Items from an interface collection >>
>>>>

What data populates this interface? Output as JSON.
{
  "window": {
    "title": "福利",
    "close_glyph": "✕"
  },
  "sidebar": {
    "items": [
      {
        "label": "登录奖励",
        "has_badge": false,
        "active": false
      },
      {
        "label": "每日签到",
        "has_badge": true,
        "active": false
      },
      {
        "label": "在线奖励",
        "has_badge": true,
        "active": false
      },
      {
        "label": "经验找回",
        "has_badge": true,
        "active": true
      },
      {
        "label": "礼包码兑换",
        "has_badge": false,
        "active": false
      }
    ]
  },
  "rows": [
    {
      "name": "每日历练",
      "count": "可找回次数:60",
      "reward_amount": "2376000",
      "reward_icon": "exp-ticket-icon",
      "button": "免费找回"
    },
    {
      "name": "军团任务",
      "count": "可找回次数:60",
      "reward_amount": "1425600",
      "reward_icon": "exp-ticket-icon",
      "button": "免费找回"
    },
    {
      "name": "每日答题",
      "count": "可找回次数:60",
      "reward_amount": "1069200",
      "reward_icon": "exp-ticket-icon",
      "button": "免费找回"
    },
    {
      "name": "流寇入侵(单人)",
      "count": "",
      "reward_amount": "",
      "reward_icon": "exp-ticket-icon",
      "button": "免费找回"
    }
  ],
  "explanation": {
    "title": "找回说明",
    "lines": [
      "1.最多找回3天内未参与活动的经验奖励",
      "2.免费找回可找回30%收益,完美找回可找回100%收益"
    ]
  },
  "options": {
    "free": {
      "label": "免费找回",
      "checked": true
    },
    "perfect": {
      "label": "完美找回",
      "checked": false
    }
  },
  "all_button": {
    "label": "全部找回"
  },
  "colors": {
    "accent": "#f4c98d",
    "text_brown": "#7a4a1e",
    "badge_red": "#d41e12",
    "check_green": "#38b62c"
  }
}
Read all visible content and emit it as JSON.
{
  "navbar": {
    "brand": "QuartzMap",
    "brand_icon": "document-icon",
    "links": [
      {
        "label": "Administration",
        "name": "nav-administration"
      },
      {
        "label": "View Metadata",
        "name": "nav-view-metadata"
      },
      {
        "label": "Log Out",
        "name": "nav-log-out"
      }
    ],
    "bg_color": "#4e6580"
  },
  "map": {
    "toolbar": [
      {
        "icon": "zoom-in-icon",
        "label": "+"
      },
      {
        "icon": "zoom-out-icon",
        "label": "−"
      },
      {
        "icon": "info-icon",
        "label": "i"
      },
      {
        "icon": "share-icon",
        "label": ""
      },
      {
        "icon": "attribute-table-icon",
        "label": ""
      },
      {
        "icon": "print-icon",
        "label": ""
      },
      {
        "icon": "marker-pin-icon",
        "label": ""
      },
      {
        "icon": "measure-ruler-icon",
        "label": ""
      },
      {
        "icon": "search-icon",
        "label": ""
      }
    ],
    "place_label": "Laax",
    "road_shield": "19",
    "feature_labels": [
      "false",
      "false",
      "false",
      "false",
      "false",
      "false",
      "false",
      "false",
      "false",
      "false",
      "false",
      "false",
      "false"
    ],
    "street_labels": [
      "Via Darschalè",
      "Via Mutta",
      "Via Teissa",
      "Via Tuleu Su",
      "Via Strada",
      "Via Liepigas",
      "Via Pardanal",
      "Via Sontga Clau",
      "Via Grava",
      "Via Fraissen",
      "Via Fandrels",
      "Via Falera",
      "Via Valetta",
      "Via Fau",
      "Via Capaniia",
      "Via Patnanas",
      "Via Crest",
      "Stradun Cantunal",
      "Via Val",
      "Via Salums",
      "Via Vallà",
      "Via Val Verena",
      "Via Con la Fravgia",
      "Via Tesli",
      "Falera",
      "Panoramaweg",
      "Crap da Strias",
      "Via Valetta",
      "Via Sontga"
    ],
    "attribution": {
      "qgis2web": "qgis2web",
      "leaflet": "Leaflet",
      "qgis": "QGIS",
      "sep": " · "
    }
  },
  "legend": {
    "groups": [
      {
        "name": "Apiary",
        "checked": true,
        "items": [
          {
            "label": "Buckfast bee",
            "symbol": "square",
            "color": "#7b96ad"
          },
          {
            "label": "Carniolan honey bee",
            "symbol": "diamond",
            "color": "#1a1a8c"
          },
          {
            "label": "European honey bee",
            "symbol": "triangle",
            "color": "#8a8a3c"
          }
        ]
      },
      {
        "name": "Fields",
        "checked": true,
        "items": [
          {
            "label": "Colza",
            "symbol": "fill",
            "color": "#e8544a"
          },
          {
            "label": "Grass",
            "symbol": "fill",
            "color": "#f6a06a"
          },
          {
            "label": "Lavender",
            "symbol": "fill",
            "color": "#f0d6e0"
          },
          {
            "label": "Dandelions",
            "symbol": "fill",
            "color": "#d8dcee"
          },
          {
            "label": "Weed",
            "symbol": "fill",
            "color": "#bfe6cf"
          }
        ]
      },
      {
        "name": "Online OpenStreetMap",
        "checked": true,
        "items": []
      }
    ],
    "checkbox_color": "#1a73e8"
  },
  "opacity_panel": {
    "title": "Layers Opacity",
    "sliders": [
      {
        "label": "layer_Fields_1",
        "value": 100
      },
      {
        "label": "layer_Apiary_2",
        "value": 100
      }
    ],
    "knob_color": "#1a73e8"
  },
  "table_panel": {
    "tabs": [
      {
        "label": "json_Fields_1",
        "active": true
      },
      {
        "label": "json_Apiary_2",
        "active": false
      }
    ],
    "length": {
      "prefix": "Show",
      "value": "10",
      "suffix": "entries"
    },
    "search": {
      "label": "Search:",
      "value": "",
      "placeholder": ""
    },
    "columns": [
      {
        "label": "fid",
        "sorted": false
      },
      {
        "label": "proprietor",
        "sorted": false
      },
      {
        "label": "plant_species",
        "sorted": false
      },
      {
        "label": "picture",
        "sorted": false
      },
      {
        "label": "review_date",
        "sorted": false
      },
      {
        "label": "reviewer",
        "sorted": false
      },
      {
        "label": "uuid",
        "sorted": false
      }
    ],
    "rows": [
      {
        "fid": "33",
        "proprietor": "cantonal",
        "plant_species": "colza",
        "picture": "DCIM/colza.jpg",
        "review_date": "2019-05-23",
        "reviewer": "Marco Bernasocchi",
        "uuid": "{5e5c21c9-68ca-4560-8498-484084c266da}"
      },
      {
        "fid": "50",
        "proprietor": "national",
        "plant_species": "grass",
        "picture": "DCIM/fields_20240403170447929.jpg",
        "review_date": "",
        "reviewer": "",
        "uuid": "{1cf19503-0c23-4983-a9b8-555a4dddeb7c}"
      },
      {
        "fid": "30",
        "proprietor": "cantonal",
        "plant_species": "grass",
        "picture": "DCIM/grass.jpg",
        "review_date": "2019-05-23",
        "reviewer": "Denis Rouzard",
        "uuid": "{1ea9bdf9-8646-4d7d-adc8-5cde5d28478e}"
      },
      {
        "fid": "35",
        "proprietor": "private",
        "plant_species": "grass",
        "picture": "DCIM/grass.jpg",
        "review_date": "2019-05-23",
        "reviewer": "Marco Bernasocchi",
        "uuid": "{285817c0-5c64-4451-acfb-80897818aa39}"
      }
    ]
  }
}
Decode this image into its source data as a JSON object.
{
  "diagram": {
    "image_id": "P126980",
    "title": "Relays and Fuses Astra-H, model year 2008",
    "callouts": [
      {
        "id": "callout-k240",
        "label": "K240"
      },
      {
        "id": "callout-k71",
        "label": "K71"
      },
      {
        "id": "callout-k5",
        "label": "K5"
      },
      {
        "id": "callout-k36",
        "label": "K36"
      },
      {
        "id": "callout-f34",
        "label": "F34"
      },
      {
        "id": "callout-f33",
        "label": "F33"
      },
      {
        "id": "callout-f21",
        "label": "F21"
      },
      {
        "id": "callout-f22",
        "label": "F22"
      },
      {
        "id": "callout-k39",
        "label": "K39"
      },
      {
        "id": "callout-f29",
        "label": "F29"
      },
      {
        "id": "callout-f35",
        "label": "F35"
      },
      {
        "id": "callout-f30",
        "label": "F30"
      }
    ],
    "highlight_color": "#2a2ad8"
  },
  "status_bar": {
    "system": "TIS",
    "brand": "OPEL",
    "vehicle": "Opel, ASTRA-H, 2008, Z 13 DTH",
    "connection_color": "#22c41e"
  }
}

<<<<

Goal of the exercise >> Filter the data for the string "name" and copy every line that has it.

Your solution >>
      "name": "每日历练",
      "name": "军团任务",
      "name": "每日答题",
      "name": "流寇入侵(单人)",
        "name": "nav-administration"
        "name": "nav-view-metadata"
        "name": "nav-log-out"
        "name": "Apiary",
        "name": "Fields",
        "name": "Online OpenStreetMap",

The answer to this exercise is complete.